Having been a NAPP member for years, following Scott, and reading his blog daily, I knew he was into photography and had written some great books. I ended up buying his Digital Photography Book series, which was the foundation that enabled me to become the photographer I am today.
Slowly, I began learning more about exposure, composition, shutter speed and aperture, but really had no idea what area of photography I wanted to excel in. I was taking pictures of everything from plants, to landscapes and cars, to portraits of my kids in hopes of making some good photos.
At this time my oldest son was playing little league baseball. What a perfect opportunity to do some sports photography. For the next 3 years I photographed every one of his little league games. I upgraded some of my gear, buying a 70-200mm, a D300 and a 300mm that came with a 1.4x teleconverter and I started covering high school sports for MaxPreps. I was gaining more and more experience, getting into a comfort zone, and meeting other shooters along the way who graciously offered tips and advice.
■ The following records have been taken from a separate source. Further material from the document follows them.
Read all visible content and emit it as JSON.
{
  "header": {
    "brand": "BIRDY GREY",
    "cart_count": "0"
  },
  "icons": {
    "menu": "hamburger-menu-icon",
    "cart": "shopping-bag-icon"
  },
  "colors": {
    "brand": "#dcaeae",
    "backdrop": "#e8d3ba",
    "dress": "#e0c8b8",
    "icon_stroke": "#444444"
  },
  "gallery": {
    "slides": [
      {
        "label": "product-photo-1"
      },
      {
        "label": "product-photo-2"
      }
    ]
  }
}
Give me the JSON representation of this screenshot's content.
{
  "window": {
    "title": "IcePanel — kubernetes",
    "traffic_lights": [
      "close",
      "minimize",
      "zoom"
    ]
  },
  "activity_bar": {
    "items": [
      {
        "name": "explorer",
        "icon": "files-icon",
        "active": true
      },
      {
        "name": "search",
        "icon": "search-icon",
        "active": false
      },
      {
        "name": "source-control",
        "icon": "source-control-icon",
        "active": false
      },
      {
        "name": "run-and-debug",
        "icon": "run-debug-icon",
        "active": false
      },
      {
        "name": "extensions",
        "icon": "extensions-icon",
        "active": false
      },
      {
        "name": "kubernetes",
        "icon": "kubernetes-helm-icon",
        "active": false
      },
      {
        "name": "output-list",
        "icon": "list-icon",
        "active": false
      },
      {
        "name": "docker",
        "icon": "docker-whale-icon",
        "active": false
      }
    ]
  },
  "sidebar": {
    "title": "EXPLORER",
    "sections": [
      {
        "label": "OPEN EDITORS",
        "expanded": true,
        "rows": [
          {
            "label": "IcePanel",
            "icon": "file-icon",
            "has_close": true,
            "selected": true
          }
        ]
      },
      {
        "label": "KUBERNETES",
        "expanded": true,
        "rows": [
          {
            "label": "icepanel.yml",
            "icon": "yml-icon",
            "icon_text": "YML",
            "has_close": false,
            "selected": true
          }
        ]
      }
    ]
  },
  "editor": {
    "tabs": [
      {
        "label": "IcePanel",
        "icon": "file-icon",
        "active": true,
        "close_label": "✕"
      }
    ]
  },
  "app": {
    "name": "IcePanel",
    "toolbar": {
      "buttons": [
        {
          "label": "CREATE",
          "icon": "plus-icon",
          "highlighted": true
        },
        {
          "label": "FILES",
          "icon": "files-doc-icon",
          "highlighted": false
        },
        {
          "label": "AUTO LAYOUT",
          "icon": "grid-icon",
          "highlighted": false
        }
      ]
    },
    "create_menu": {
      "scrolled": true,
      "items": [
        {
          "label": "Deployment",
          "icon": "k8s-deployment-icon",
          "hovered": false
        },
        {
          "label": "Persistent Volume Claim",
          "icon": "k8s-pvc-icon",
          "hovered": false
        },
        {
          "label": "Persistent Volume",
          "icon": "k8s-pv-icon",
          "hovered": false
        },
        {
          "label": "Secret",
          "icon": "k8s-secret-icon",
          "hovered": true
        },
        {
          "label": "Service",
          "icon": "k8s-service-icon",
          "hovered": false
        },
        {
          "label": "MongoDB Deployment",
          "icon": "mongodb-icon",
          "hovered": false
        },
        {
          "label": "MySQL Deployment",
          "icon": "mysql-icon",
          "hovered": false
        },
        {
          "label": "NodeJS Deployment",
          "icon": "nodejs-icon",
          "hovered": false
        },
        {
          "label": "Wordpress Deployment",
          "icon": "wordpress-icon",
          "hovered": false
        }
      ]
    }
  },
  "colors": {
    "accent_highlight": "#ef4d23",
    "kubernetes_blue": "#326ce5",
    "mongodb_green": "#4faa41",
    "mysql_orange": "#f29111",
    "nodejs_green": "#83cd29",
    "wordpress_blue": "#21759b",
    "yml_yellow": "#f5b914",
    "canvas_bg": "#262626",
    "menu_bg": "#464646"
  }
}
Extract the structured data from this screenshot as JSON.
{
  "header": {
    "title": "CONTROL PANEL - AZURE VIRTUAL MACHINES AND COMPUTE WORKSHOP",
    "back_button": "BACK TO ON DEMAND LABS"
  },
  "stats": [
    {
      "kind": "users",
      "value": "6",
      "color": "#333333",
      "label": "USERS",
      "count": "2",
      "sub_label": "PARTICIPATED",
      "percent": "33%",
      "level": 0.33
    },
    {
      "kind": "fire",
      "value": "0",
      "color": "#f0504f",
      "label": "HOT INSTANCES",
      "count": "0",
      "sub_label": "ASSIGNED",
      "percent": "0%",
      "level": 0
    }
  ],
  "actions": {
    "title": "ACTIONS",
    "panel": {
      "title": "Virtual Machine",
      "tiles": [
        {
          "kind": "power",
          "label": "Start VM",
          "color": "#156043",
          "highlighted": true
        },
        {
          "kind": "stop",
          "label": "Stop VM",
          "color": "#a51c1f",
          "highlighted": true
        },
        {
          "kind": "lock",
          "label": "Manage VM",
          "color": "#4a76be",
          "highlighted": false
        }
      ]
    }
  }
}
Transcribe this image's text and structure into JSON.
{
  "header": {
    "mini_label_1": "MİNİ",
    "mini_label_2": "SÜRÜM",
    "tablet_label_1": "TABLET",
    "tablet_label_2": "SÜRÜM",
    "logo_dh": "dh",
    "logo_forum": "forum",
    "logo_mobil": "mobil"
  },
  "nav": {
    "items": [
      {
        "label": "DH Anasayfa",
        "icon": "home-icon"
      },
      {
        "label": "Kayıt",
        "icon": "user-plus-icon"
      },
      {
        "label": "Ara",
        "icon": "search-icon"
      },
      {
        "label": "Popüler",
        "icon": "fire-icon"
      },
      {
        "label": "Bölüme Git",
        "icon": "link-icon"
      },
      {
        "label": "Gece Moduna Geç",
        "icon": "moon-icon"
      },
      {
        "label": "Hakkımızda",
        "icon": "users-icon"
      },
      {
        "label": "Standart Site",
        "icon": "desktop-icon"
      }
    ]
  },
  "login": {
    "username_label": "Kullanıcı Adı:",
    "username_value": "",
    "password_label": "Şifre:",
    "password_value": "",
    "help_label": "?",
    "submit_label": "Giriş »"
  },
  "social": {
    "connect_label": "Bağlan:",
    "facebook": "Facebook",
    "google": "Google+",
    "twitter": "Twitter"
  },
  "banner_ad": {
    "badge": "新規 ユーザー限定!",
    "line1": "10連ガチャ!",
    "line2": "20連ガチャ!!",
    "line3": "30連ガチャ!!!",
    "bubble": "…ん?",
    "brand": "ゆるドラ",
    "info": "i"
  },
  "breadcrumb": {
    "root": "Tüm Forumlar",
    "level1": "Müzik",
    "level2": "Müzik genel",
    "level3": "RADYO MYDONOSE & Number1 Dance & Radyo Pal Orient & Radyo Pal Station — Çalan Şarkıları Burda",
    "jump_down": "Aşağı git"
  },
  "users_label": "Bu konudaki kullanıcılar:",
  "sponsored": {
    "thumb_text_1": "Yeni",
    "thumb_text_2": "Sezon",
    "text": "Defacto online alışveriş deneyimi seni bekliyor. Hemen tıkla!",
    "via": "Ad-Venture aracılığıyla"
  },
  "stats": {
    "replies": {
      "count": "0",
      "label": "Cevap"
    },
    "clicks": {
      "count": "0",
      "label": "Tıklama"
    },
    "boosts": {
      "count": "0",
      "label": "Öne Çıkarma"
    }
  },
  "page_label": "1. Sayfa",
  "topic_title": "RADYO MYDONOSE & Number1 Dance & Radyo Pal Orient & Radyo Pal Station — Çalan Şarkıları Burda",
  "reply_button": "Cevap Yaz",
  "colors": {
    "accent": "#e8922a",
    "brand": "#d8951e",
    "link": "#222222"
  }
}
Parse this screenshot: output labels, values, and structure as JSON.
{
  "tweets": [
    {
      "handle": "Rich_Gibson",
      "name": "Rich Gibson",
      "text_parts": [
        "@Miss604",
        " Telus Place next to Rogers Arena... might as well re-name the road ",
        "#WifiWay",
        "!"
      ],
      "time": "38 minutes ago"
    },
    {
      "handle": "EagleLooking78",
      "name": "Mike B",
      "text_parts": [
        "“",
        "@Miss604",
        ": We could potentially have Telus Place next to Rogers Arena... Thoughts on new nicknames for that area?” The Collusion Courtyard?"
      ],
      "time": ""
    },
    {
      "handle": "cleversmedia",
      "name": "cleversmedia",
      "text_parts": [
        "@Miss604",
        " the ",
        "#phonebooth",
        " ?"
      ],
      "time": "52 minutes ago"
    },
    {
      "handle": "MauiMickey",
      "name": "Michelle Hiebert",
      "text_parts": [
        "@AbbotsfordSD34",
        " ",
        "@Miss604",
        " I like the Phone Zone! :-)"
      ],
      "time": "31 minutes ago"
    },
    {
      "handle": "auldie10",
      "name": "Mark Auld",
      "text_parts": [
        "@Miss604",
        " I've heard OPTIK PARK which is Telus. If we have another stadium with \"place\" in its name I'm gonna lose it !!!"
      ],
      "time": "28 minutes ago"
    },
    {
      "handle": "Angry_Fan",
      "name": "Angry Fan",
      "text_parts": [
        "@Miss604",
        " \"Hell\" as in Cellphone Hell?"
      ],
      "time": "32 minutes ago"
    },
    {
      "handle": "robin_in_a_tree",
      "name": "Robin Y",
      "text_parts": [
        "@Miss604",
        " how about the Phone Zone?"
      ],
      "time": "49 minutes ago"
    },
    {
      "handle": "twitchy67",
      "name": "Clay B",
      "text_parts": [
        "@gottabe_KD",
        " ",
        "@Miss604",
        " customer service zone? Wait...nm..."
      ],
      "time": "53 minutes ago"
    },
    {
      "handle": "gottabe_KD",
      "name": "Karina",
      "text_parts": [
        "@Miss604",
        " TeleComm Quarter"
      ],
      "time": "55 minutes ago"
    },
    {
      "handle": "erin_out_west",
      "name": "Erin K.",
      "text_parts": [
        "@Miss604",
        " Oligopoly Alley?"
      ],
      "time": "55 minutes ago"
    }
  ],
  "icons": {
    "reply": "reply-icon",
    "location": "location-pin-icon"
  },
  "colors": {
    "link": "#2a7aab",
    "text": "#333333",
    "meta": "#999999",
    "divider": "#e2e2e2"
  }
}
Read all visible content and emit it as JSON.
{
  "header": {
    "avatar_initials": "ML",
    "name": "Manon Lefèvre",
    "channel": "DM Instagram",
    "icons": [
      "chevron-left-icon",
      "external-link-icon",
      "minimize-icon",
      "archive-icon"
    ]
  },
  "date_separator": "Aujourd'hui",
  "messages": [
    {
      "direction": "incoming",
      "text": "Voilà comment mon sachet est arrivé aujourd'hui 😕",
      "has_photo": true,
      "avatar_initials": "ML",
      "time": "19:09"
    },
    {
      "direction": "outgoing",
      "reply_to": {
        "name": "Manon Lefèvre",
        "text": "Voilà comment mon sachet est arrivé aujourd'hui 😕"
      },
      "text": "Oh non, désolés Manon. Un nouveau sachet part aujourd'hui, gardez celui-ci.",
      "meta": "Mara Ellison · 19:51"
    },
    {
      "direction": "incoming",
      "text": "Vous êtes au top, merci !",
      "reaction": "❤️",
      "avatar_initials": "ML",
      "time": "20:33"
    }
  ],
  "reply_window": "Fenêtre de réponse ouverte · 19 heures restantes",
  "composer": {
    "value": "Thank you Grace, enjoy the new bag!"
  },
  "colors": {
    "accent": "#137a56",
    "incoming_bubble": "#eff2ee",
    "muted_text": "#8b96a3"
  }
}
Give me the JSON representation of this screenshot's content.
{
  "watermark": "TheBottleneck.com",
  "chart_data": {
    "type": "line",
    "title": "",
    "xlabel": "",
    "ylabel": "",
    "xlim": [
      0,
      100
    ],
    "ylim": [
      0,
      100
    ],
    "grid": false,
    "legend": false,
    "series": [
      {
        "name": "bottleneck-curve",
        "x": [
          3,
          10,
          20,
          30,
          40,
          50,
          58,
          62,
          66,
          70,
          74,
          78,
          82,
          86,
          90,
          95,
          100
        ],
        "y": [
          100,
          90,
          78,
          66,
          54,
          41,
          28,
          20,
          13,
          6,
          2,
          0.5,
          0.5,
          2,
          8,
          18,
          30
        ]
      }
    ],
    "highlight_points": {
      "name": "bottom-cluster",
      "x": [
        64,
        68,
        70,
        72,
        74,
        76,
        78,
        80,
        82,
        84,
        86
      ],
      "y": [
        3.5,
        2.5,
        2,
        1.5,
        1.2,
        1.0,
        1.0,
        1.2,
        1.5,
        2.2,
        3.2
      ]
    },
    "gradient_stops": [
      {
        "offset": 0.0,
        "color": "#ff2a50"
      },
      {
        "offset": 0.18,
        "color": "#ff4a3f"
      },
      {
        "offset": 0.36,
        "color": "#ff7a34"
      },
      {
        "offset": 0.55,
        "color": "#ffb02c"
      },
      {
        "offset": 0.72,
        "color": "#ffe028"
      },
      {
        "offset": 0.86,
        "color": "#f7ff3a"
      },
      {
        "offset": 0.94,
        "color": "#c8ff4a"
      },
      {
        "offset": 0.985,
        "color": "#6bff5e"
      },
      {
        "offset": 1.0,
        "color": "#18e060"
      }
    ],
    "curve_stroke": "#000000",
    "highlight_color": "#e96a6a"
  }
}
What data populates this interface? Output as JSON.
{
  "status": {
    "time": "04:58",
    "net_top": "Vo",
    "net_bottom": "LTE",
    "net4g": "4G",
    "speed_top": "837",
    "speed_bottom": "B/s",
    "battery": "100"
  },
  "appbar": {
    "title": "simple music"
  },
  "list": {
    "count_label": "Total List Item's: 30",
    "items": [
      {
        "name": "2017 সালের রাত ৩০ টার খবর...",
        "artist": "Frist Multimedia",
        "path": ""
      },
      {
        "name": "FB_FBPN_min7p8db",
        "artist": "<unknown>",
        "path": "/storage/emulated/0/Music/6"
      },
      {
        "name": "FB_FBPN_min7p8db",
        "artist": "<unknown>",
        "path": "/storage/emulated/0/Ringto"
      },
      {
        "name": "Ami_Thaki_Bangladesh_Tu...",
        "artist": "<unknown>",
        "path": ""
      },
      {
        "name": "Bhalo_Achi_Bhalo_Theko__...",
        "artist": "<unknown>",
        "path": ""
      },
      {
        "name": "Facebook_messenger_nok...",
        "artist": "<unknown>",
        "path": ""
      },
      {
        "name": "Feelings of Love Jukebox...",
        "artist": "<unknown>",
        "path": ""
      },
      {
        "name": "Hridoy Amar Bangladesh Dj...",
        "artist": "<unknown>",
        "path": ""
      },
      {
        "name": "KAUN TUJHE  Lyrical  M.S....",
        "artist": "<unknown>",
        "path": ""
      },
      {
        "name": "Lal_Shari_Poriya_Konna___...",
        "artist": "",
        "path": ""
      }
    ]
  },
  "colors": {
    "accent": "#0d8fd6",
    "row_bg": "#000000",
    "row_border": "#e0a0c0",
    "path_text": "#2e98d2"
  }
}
I met a local photographer who also covered games for MaxPreps. We shared stories on our experiences covering games at the high school level and he was kind enough to look at some of my work and offer advice on composition, among other things. Having looked at his website, I noticed he had some game action photos of the New England Patriots and I asked him how he got access. He said he freelanced for a small wire service. He was kind enough to give me contact info, and I sent out an email stating my interest in working with them. Within a week I was covering AHL and college hockey.
After covering numerous games at the college and minor league level, I wanted more. I felt ready enough to step up my game and start covering the major sports teams here in Boston.
I sent emails to AP, Getty Images, US Presswire (which is now USA Today Sports) in the spring of 2011 voicing my interest in being a contributor. After several weeks, US Presswire had responded to my inquiry and explained their process for hiring new photographers.